When I got home, I looked up Anza Borrego only to find that the desert flowers had just bloomed and we had a week to get there before the sun dried them up. We searched campsites, hotels, and even houses to rent but everything was booked. Disappointed, I decided our trip would have to wait until next year. Then on Thursday morning, a friend pulled up in the driveway and asked if we were going to Anza Borrego or what. It turns out that you can camp anywhere in the park. No need for a campsite as long as you're willing to bring in your own water and pee in the desert sand. A day, some quick packing, and an overstuffed minivan later, we found ourselves headed for the desert.
I had a few reservations about our desert excursion. As I strapped 19-month-old Noni into the car seat, I couldn't help but consider that while four other families decided to join us in our last minute adventure, three of the wives were staying home because they were worried about bringing their babies camping in a place that offers temperatures in the low 40s at night, which frankly seemed like a reasonable concern. Moments before bringing Noni out to the car, I had also foolishly googled "wildlife in Anza Borrego" and was greeted with images of tarantulas, scorpions, rattlesnakes and mountain lions. I tried my best to put the images out of my mind, but they resurfaced in the pamphlets at the Anza Borrego visitor center anyway. (Fortunately my friend Steph waited until we returned to email me that a tarantula had climbed onto her backpack during her last visit to the park.)
My first few moments at the park confirmed my fears of bringing a baby to the desert. Noni ran up to a cactus and then drew back crying, prickers and a piece of the cactus attached to her hand. I immediately pulled it off of her, only to find the cactus stuck to my own fingers.
But after some minor pain and a few minutes with the tweezers, we were on our way through the desert, in awe at the landscape we were seeing outside the car window.
Moments later, we pulled over at the sight of probably twenty sculptures of horses dotting the landscape. (See photo of one below.) Noni insisted on running up and kissing each "neigh".
After that, we headed to our campsite in Hawk Canyon. The campsite was perfect - sheltered from the wind, surrounded by desert flowers and just below rock walls to hike up for sweeping views of the park. We set up camp and headed out for a hike.
In the late afternoon, our friends arrived. I loved that at a moment's notice, everyone had packed up and driven hours away to this remote spot in the desert. The kids played by a sand hill near our campsite until it got dark. Then we all bundled up for the cool desert night and sat around the campfire, talking, singing and eating incredible food. (See photo below) The only bit of sadness for me was knowing that my sister and her family were also camping this weekend - but across the country in South Carolina. It would be nice to live close enough to camp in the same spot.

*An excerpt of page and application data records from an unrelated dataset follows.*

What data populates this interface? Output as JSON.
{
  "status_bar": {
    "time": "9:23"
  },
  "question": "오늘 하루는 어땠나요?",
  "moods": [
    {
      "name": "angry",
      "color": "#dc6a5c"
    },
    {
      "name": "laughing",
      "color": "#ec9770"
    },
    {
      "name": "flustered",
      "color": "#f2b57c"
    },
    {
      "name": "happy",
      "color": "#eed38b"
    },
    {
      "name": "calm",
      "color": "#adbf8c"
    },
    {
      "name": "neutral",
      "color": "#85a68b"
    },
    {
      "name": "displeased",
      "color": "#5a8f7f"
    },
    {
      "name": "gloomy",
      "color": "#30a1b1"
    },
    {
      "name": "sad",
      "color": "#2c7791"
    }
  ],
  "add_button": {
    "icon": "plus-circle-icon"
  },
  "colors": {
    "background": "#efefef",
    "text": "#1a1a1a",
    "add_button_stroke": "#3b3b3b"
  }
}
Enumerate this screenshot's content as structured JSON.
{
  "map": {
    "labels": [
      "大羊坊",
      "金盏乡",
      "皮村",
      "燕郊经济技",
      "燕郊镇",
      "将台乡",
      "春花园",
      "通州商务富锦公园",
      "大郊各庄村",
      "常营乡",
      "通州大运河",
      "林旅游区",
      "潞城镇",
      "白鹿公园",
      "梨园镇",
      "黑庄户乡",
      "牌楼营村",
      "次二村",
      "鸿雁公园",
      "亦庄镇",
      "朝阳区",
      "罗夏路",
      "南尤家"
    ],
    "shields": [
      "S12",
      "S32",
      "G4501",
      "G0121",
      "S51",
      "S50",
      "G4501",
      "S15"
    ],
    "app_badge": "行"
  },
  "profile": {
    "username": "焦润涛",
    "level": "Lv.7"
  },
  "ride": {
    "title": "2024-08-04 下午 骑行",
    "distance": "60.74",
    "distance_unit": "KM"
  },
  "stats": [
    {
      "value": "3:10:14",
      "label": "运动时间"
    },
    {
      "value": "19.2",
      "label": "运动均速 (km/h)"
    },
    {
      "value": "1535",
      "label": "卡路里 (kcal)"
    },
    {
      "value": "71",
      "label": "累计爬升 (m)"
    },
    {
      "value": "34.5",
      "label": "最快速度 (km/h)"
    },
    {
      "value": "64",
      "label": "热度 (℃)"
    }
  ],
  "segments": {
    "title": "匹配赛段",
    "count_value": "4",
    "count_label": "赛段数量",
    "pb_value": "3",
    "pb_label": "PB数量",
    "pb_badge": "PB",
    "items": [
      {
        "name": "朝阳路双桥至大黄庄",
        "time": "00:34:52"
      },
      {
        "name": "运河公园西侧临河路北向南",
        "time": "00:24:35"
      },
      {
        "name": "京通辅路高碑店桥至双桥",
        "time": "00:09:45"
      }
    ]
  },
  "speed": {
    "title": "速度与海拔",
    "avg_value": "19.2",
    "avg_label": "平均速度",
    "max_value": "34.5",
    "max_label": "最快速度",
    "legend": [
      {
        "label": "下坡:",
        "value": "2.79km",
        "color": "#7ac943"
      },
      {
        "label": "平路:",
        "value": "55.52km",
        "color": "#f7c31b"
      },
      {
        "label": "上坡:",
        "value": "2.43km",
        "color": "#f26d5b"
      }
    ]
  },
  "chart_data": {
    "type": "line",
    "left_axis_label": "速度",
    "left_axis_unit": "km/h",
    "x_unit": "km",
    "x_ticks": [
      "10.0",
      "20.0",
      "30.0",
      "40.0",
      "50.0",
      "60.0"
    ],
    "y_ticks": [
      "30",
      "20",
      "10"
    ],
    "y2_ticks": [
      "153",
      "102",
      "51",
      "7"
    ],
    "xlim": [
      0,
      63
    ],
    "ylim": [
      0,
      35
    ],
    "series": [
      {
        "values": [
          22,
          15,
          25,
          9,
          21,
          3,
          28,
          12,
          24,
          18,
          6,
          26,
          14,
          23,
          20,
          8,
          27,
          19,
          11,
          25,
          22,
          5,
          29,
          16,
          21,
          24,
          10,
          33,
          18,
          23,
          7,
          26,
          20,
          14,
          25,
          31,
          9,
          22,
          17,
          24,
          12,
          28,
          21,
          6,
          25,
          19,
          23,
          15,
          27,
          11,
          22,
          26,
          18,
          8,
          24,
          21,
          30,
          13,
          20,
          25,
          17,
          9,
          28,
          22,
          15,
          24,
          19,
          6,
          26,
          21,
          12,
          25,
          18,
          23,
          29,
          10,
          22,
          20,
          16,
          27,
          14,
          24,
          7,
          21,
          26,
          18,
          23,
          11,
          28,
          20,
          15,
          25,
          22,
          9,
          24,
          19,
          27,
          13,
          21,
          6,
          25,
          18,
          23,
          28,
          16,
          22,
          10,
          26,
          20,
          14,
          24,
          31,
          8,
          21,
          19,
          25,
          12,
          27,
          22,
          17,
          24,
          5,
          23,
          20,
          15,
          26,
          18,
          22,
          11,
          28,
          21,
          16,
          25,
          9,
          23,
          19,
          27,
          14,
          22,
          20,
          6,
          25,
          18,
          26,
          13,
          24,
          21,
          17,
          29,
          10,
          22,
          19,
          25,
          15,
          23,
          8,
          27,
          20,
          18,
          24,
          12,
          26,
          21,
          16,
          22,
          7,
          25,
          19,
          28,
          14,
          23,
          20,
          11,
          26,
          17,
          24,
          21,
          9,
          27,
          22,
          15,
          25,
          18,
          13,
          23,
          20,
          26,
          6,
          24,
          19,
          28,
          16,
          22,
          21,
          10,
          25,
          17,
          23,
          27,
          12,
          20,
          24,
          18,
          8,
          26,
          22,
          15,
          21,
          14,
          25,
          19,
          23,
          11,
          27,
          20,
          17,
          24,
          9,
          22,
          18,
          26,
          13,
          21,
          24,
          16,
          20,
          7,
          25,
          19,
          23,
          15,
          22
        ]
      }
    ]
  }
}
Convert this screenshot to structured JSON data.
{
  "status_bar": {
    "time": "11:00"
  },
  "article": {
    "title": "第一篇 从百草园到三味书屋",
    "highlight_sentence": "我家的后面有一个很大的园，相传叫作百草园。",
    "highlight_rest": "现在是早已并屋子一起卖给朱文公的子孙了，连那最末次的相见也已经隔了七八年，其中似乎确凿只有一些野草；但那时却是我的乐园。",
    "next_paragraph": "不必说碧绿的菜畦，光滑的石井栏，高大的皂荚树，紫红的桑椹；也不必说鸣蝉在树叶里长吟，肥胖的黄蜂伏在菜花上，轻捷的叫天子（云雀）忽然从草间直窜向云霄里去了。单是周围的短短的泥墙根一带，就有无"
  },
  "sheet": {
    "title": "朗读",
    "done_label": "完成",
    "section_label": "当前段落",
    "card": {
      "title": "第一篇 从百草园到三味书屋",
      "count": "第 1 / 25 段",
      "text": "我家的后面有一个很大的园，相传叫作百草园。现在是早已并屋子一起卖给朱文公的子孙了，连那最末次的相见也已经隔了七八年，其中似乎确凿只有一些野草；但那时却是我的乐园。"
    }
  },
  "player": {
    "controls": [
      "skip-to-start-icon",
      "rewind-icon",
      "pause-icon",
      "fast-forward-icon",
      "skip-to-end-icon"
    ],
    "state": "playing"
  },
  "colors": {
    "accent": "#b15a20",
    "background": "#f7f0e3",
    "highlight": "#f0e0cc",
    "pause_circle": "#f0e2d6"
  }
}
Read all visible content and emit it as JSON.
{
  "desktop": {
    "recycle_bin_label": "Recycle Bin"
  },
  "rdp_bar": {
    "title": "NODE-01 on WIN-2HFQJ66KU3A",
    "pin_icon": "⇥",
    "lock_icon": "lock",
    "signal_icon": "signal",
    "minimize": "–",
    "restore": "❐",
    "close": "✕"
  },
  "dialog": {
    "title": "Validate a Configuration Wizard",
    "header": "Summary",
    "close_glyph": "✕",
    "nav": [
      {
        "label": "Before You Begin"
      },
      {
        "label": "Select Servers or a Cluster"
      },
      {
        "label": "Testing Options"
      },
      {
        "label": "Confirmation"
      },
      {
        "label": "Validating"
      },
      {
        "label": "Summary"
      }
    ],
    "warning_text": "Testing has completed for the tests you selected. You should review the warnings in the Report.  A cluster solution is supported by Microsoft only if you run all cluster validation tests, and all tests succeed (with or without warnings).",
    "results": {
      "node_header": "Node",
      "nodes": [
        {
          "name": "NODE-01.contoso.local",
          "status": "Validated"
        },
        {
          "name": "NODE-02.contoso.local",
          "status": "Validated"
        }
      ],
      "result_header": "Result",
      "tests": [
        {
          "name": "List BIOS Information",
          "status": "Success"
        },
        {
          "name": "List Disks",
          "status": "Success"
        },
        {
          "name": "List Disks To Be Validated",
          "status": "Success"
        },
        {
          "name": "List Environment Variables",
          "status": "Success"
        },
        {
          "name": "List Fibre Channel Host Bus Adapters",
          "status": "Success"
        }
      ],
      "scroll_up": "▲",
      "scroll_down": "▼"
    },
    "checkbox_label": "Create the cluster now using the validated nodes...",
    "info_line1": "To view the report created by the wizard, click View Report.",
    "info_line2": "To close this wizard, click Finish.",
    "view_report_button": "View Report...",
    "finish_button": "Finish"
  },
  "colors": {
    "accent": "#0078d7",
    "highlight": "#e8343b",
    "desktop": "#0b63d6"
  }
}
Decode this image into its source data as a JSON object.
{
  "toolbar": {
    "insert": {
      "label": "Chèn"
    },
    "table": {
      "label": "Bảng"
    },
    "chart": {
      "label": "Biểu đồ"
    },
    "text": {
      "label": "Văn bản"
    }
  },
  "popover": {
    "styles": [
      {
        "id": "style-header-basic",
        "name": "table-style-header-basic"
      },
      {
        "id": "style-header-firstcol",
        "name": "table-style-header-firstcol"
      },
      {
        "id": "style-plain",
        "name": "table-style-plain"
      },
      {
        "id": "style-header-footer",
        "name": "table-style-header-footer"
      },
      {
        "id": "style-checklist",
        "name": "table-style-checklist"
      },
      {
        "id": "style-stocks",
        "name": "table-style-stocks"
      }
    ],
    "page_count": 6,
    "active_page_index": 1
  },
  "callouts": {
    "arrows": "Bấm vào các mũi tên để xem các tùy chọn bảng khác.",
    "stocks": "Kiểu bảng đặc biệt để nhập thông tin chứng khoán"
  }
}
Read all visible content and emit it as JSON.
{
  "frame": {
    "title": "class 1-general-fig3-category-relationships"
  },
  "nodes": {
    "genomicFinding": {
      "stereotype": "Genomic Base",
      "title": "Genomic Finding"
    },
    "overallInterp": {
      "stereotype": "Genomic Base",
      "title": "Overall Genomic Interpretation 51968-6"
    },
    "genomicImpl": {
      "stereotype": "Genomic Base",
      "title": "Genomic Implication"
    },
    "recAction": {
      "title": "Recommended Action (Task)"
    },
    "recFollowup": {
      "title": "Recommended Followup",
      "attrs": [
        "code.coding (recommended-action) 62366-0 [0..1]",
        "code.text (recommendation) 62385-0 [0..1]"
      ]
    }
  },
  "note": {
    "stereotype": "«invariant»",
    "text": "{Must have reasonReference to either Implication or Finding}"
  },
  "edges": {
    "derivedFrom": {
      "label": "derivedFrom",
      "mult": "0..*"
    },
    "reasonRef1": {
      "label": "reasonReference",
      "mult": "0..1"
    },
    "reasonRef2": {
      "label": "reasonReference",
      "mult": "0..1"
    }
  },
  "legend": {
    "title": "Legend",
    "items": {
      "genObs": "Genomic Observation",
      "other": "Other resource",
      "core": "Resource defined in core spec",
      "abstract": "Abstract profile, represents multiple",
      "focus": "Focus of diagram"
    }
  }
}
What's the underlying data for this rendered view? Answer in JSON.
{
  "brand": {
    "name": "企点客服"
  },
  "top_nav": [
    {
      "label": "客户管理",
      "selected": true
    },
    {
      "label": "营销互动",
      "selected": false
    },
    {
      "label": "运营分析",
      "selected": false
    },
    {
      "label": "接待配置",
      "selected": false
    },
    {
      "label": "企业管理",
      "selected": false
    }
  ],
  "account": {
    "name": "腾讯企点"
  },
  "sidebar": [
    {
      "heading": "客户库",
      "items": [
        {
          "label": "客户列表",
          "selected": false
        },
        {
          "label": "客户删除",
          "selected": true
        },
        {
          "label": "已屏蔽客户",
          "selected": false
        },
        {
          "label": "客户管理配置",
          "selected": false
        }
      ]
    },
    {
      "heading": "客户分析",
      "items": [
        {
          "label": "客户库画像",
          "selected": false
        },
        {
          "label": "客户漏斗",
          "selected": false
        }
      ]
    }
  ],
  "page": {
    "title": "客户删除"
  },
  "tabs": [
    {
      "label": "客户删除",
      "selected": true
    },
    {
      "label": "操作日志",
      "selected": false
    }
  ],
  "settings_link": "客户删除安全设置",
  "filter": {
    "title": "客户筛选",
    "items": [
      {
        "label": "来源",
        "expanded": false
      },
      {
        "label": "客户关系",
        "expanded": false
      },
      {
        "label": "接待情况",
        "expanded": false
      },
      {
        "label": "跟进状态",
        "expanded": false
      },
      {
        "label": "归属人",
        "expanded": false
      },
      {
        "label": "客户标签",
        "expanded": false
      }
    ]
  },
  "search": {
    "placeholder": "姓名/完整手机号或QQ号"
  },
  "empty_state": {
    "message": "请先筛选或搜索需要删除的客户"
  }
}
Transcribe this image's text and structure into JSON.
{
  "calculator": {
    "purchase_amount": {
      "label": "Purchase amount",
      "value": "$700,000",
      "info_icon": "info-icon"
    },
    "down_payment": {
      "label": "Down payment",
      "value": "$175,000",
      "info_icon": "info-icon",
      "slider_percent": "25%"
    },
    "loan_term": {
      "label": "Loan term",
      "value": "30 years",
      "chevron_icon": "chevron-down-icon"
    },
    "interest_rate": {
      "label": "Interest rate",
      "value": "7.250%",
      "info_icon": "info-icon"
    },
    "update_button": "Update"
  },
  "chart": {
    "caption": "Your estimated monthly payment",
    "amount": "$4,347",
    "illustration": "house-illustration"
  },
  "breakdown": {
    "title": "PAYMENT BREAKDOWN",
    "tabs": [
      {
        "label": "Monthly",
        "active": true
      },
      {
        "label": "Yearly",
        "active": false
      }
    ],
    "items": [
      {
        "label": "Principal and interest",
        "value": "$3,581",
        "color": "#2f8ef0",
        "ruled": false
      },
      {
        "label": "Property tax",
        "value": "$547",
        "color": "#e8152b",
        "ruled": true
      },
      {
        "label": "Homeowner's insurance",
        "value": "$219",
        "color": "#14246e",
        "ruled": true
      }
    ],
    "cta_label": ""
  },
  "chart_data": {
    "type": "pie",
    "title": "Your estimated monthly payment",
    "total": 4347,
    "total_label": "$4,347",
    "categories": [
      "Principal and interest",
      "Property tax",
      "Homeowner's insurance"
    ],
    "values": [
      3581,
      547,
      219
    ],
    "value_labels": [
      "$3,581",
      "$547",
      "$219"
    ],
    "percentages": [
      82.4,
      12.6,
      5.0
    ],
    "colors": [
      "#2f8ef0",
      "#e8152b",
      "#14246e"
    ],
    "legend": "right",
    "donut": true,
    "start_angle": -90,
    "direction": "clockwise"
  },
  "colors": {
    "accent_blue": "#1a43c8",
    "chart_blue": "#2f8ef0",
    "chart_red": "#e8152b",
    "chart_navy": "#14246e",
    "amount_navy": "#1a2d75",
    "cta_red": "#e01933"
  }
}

Overall, Anza Borrego proved far tamer than I had feared (no scorpions or mountain lions on this trip) and even more magical than I had imagined. I'm putting Anza Borrego in the springtime up there with Machu Picchu at sunrise as one of those things that everyone should try to see once. It was a great way to kick off our once-a-month-camping-trip that we're planning from now through October. (If you're interested in coming along, let Toby know so he can put you in his Facebook camping group!) Now I'm off to shake out sleeping bags and shoes...and am hoping we didn't bring any desert creatures with us on the way home!